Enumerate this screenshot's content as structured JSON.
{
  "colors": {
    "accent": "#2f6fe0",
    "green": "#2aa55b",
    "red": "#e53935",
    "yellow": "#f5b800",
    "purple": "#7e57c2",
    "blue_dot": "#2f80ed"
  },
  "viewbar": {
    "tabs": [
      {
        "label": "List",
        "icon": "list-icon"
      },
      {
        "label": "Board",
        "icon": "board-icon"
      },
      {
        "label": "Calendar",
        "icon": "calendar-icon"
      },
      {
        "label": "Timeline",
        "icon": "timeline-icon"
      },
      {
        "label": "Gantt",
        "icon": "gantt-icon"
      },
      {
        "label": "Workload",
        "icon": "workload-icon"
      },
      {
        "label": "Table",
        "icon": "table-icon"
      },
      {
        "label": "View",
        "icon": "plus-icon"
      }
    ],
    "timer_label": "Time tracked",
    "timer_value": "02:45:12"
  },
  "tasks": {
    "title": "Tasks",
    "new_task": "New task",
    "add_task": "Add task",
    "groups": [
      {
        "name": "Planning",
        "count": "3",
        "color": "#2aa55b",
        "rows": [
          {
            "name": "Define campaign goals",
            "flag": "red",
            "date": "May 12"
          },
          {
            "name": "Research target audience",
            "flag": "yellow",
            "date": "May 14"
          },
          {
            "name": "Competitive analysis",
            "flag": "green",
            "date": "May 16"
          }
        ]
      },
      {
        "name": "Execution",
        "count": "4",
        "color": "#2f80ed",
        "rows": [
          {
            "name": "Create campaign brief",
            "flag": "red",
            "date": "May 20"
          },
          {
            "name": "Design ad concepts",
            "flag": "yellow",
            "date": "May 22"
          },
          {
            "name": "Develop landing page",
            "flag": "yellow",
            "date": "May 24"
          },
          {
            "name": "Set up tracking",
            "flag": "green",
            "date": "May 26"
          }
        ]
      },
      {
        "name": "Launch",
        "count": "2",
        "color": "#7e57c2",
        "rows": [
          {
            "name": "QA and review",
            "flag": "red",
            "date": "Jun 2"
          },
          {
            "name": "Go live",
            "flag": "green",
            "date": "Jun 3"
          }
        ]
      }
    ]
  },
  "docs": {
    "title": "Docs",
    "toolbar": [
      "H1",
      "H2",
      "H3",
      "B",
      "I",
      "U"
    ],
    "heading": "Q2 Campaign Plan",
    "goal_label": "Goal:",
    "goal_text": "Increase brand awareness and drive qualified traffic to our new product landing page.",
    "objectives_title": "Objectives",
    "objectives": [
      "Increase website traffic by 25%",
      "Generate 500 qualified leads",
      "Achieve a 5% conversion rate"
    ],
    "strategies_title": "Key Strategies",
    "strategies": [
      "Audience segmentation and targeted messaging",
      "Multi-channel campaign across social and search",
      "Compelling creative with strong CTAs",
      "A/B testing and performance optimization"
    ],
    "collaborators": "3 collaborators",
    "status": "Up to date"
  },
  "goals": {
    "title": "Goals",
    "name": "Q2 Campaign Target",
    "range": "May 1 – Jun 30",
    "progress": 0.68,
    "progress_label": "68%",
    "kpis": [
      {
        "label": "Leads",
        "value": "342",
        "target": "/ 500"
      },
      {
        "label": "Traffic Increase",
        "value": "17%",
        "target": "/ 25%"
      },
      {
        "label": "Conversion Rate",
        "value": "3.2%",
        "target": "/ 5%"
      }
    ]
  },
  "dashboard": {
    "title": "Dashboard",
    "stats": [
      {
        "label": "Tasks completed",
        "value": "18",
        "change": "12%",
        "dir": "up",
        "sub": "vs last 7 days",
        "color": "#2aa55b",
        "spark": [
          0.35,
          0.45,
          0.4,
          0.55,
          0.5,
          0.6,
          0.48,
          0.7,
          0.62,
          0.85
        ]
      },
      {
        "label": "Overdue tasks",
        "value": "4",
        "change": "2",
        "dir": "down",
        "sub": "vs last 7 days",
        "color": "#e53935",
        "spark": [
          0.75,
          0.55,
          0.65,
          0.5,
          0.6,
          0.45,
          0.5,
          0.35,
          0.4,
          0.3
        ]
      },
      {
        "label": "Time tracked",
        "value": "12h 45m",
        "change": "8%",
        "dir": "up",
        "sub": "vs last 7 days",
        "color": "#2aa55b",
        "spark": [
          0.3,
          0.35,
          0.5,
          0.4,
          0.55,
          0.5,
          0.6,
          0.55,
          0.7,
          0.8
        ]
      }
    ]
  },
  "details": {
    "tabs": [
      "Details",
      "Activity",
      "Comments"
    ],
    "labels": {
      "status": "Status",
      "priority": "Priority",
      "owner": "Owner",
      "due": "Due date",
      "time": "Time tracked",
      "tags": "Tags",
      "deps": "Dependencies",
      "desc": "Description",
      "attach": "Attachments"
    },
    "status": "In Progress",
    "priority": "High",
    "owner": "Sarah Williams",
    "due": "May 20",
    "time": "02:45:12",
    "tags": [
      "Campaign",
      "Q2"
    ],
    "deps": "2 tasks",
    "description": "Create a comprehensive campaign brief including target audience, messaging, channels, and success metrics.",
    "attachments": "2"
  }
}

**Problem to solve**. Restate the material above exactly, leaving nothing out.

**Result for this exercise**.
Enumerate this screenshot's content as structured JSON.
{
  "colors": {
    "accent": "#2f6fe0",
    "green": "#2aa55b",
    "red": "#e53935",
    "yellow": "#f5b800",
    "purple": "#7e57c2",
    "blue_dot": "#2f80ed"
  },
  "viewbar": {
    "tabs": [
      {
        "label": "List",
        "icon": "list-icon"
      },
      {
        "label": "Board",
        "icon": "board-icon"
      },
      {
        "label": "Calendar",
        "icon": "calendar-icon"
      },
      {
        "label": "Timeline",
        "icon": "timeline-icon"
      },
      {
        "label": "Gantt",
        "icon": "gantt-icon"
      },
      {
        "label": "Workload",
        "icon": "workload-icon"
      },
      {
        "label": "Table",
        "icon": "table-icon"
      },
      {
        "label": "View",
        "icon": "plus-icon"
      }
    ],
    "timer_label": "Time tracked",
    "timer_value": "02:45:12"
  },
  "tasks": {
    "title": "Tasks",
    "new_task": "New task",
    "add_task": "Add task",
    "groups": [
      {
        "name": "Planning",
        "count": "3",
        "color": "#2aa55b",
        "rows": [
          {
            "name": "Define campaign goals",
            "flag": "red",
            "date": "May 12"
          },
          {
            "name": "Research target audience",
            "flag": "yellow",
            "date": "May 14"
          },
          {
            "name": "Competitive analysis",
            "flag": "green",
            "date": "May 16"
          }
        ]
      },
      {
        "name": "Execution",
        "count": "4",
        "color": "#2f80ed",
        "rows": [
          {
            "name": "Create campaign brief",
            "flag": "red",
            "date": "May 20"
          },
          {
            "name": "Design ad concepts",
            "flag": "yellow",
            "date": "May 22"
          },
          {
            "name": "Develop landing page",
            "flag": "yellow",
            "date": "May 24"
          },
          {
            "name": "Set up tracking",
            "flag": "green",
            "date": "May 26"
          }
        ]
      },
      {
        "name": "Launch",
        "count": "2",
        "color": "#7e57c2",
        "rows": [
          {
            "name": "QA and review",
            "flag": "red",
            "date": "Jun 2"
          },
          {
            "name": "Go live",
            "flag": "green",
            "date": "Jun 3"
          }
        ]
      }
    ]
  },
  "docs": {
    "title": "Docs",
    "toolbar": [
      "H1",
      "H2",
      "H3",
      "B",
      "I",
      "U"
    ],
    "heading": "Q2 Campaign Plan",
    "goal_label": "Goal:",
    "goal_text": "Increase brand awareness and drive qualified traffic to our new product landing page.",
    "objectives_title": "Objectives",
    "objectives": [
      "Increase website traffic by 25%",
      "Generate 500 qualified leads",
      "Achieve a 5% conversion rate"
    ],
    "strategies_title": "Key Strategies",
    "strategies": [
      "Audience segmentation and targeted messaging",
      "Multi-channel campaign across social and search",
      "Compelling creative with strong CTAs",
      "A/B testing and performance optimization"
    ],
    "collaborators": "3 collaborators",
    "status": "Up to date"
  },
  "goals": {
    "title": "Goals",
    "name": "Q2 Campaign Target",
    "range": "May 1 – Jun 30",
    "progress": 0.68,
    "progress_label": "68%",
    "kpis": [
      {
        "label": "Leads",
        "value": "342",
        "target": "/ 500"
      },
      {
        "label": "Traffic Increase",
        "value": "17%",
        "target": "/ 25%"
      },
      {
        "label": "Conversion Rate",
        "value": "3.2%",
        "target": "/ 5%"
      }
    ]
  },
  "dashboard": {
    "title": "Dashboard",
    "stats": [
      {
        "label": "Tasks completed",
        "value": "18",
        "change": "12%",
        "dir": "up",
        "sub": "vs last 7 days",
        "color": "#2aa55b",
        "spark": [
          0.35,
          0.45,
          0.4,
          0.55,
          0.5,
          0.6,
          0.48,
          0.7,
          0.62,
          0.85
        ]
      },
      {
        "label": "Overdue tasks",
        "value": "4",
        "change": "2",
        "dir": "down",
        "sub": "vs last 7 days",
        "color": "#e53935",
        "spark": [
          0.75,
          0.55,
          0.65,
          0.5,
          0.6,
          0.45,
          0.5,
          0.35,
          0.4,
          0.3
        ]
      },
      {
        "label": "Time tracked",
        "value": "12h 45m",
        "change": "8%",
        "dir": "up",
        "sub": "vs last 7 days",
        "color": "#2aa55b",
        "spark": [
          0.3,
          0.35,
          0.5,
          0.4,
          0.55,
          0.5,
          0.6,
          0.55,
          0.7,
          0.8
        ]
      }
    ]
  },
  "details": {
    "tabs": [
      "Details",
      "Activity",
      "Comments"
    ],
    "labels": {
      "status": "Status",
      "priority": "Priority",
      "owner": "Owner",
      "due": "Due date",
      "time": "Time tracked",
      "tags": "Tags",
      "deps": "Dependencies",
      "desc": "Description",
      "attach": "Attachments"
    },
    "status": "In Progress",
    "priority": "High",
    "owner": "Sarah Williams",
    "due": "May 20",
    "time": "02:45:12",
    "tags": [
      "Campaign",
      "Q2"
    ],
    "deps": "2 tasks",
    "description": "Create a comprehensive campaign brief including target audience, messaging, channels, and success metrics.",
    "attachments": "2"
  }
}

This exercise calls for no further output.